■ **Exercise aim**:
Wherever the string "千葉県松戸市の高島司法書士事務所" shows up in the data below, copy the whole line.

Excerpts from an interface dataset:
+---+
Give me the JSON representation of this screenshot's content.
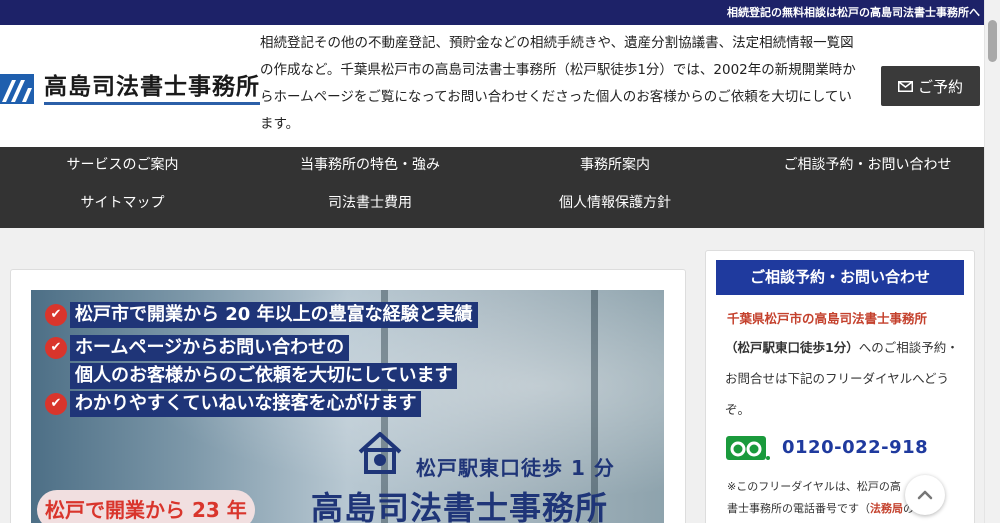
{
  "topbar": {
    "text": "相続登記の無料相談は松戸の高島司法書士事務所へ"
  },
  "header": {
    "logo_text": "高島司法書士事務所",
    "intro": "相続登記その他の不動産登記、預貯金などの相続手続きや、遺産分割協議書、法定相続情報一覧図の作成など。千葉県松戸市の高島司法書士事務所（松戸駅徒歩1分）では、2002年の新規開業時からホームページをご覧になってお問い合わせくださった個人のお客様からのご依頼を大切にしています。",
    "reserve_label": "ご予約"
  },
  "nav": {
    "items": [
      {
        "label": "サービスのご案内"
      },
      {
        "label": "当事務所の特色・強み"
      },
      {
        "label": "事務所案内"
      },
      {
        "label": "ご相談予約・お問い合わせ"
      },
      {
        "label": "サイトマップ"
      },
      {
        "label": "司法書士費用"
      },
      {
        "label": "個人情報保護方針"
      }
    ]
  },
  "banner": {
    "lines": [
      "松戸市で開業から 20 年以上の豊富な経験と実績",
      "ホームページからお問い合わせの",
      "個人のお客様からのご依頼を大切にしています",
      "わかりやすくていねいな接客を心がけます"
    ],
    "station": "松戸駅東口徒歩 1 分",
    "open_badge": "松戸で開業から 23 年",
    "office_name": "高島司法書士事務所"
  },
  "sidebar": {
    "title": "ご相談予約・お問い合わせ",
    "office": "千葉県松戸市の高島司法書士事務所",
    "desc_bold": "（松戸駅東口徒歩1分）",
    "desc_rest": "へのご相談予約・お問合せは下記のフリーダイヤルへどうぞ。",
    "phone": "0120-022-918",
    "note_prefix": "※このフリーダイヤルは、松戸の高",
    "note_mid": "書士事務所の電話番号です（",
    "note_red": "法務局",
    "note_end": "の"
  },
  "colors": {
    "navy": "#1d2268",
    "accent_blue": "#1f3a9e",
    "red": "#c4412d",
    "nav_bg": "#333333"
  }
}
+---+
■ **Response area**:
    "intro": "相続登記その他の不動産登記、預貯金などの相続手続きや、遺産分割協議書、法定相続情報一覧図の作成など。千葉県松戸市の高島司法書士事務所（松戸駅徒歩1分）では、2002年の新規開業時からホームページをご覧になってお問い合わせくださった個人のお客様からのご依頼を大切にしています。",
    "office": "千葉県松戸市の高島司法書士事務所",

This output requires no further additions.